We have good news: Sony’s X1 Ultimate processing engine is a masterpiece in every sense of the word.
The X1 Ultimate does a great job upscaling 4K sources from lower resolutions. In addition, native 4K sources are enhanced. Its capability to define and render a wide range of colors with exceptional precision and accuracy, combined with the processing’s ruthless suppression of artifacts and noise, results in a 4K experience that is more than a mere display of pixels.
We’ve never seen a TV picture compare to this one (aside from the native 8K pictures from Samsung’s grand Q900R), capturing you in whatever bright scene you’re watching.
It also excels in handling action scenes, where Sony’s motion options reduce judder without making the picture look overprocessed or causing unwanted side effects like haloing or flickering, even in their default settings.
As a result of the 65ZF9’s X-Motion Clarity system, a combination of black-frame insertion technology and clever lighting manipulation movements appear remarkably cinematic and clean and without the loss of brightness associated with black frames.
Consequently, color saturations are extreme without appearing unnatural or lacking in detail, while the image is luminous in just the right way to unlock some of HDR’s drama potential – including wide color ranges and volumes.
According to measurement results, the 65Z9F emits around 1570 nits of brightness in its Cinema mode (using an HDR window of 10% white), 1650 nits in its Vivid mode, and only 1250 nits in its Standard mode. Our best guess is that Sony is trying to balance brightness with limiting the screen’s backlight issues with the Standard mode to achieve these high numbers.
Despite the price of the 65Z9F, it offers good audio quality enough to survive without a separate audio solution. Even at almost maximum volume, there’s no cabinet rattling or speaker buzzing to ruin the performance. The speakers are powerful enough to handle fairly extreme volume levels without sounding forced.
The detailed presentation of both movie and music sources, along with well-rounded high-pitched effects, is impressive.
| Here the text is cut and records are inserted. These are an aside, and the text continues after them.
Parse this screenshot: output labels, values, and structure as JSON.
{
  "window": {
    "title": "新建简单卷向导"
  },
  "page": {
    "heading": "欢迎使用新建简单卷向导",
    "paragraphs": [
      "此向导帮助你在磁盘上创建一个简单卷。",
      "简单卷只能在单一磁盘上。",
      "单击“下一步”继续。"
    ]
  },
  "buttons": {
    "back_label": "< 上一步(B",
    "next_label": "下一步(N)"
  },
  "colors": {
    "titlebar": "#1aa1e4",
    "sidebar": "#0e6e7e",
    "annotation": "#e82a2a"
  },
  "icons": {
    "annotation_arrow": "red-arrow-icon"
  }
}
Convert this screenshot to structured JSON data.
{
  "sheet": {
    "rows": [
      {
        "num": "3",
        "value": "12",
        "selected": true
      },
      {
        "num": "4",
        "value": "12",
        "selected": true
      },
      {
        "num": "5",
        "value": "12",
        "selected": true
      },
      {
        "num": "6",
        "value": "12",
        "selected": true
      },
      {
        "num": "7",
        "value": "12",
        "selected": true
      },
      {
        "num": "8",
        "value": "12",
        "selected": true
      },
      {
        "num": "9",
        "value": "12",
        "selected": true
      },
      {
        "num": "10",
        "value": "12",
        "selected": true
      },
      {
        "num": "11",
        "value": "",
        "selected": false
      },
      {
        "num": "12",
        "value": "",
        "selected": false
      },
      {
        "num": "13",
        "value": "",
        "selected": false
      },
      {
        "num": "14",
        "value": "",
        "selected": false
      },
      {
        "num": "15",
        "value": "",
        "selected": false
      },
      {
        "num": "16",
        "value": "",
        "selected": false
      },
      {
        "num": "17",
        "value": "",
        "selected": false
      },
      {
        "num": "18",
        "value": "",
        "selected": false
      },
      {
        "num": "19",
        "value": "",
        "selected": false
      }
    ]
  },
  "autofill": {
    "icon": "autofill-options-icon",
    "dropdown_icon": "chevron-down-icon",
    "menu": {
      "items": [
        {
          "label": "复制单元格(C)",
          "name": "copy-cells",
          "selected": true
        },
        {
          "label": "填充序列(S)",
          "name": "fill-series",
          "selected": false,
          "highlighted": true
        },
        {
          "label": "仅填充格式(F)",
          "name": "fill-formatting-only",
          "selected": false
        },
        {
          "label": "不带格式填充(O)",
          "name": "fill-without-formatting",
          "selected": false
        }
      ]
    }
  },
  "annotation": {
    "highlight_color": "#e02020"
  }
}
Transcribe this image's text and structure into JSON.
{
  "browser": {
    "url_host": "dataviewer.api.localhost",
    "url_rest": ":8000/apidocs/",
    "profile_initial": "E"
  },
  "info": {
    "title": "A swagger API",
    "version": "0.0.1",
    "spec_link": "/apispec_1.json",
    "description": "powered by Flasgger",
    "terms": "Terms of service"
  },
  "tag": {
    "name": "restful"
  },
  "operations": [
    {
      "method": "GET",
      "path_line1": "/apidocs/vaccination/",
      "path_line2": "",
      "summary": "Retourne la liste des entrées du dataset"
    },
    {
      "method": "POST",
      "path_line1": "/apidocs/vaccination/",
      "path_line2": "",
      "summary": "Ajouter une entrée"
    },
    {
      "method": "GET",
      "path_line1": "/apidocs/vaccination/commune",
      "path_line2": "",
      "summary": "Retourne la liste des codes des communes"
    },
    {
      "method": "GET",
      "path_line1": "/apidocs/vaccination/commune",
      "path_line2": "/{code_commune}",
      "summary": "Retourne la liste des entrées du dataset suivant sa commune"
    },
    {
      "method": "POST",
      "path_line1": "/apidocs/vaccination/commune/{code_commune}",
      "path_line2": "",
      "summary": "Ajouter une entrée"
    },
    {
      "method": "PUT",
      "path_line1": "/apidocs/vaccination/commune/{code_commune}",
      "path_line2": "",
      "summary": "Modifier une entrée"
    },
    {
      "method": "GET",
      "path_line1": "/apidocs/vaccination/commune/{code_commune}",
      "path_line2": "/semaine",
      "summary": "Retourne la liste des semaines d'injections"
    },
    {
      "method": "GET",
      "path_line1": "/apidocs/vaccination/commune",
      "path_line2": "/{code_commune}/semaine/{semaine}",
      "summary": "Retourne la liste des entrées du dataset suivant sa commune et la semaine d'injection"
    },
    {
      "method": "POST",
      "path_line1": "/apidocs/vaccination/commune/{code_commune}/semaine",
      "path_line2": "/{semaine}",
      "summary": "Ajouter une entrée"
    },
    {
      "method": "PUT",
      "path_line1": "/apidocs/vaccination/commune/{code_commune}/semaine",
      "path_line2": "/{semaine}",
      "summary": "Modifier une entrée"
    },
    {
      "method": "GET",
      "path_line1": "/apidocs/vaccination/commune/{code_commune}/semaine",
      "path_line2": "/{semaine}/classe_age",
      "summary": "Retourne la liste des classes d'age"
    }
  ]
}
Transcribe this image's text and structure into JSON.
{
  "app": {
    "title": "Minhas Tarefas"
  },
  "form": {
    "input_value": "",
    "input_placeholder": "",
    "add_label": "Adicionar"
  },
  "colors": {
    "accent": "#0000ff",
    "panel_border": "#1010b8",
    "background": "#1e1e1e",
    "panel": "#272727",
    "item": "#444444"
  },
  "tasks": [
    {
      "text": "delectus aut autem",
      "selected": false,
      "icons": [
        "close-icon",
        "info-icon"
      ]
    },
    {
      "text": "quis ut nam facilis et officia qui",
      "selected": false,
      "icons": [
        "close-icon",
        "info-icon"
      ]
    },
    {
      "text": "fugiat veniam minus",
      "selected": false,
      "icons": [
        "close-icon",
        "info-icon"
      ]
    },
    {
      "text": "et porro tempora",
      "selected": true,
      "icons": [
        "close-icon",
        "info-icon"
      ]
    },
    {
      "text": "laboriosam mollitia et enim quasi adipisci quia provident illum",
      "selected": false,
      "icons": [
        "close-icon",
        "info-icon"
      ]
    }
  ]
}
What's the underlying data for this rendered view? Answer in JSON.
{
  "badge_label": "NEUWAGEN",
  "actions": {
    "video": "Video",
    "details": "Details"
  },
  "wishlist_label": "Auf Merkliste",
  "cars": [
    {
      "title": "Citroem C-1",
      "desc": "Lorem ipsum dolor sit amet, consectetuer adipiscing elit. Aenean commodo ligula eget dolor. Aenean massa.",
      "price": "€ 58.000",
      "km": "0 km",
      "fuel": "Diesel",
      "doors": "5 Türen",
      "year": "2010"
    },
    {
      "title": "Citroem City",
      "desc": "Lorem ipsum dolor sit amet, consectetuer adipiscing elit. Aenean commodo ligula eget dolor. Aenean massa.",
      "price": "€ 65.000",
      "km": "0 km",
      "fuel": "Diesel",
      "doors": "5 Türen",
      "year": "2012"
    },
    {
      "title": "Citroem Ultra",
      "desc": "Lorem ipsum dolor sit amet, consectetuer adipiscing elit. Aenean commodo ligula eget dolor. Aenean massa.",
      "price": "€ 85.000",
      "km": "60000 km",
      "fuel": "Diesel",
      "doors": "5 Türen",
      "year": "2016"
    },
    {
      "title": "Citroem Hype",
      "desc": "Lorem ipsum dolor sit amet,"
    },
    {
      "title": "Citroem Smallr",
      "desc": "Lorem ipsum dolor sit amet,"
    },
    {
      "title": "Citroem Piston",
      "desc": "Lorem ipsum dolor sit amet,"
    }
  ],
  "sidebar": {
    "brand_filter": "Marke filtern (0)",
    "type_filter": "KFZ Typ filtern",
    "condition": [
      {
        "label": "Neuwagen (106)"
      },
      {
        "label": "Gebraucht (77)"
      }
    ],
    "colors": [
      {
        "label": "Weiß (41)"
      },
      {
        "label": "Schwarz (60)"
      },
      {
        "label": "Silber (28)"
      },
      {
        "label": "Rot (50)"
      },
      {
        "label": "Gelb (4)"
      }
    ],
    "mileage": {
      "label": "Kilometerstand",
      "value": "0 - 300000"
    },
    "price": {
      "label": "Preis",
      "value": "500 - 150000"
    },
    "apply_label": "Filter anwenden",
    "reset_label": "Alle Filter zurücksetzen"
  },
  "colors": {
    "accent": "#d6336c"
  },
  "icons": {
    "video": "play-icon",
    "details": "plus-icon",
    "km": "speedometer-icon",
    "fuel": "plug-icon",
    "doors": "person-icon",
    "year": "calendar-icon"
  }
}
In addition to its decent bass performance, the 65Z9F’s sound is projected a decent distance away from the screen, giving it an immersive quality and clarity.
However, there are a few issues: First, the dialogue often appears to come from the bottom edge of the TV, so it sounds slightly dislocated from the on-screen action. Additionally, the soundstage is quite large but does not project forward much into the room.
Other panels to ponder
Samsung Q9FN QLED(65Q9FN) is the closest direct competitor to the 65Z9F. As a result of Samsung’s increased dimming zones, it gets even brighter, delivers deeper black levels, and is less prone to blooming backlight artefacts. Additionally, it provides a huge selection of colors. As a result, darkroom/movie viewing becomes more enjoyable. Although Sony offers marginally sharper 4K images, there is also a slight improvement in upscaling, as well as more shadow detail.
The Sony A9F OLED, the Sony Z9F’s twin brother, offers immaculate black levels if you are willing to sacrifice a bit of HDR brightness.
|More affordable than expected||Requires careful setup|
|Wide viewing angle support||Vocal playback issues|
|Excellent video processing||Backlight clouding issues|
|Bright, colorful HDR pictures|
With the new X1 Ultimate processor, Sony has a winner on its hands. A wide variety of aspects of television picture quality are affected and improved by it. This advance in video processing, however, has been accompanied by a backward step in the 65Z9F’s backlighting system that sometimes makes the advantages of video processing hard to appreciate.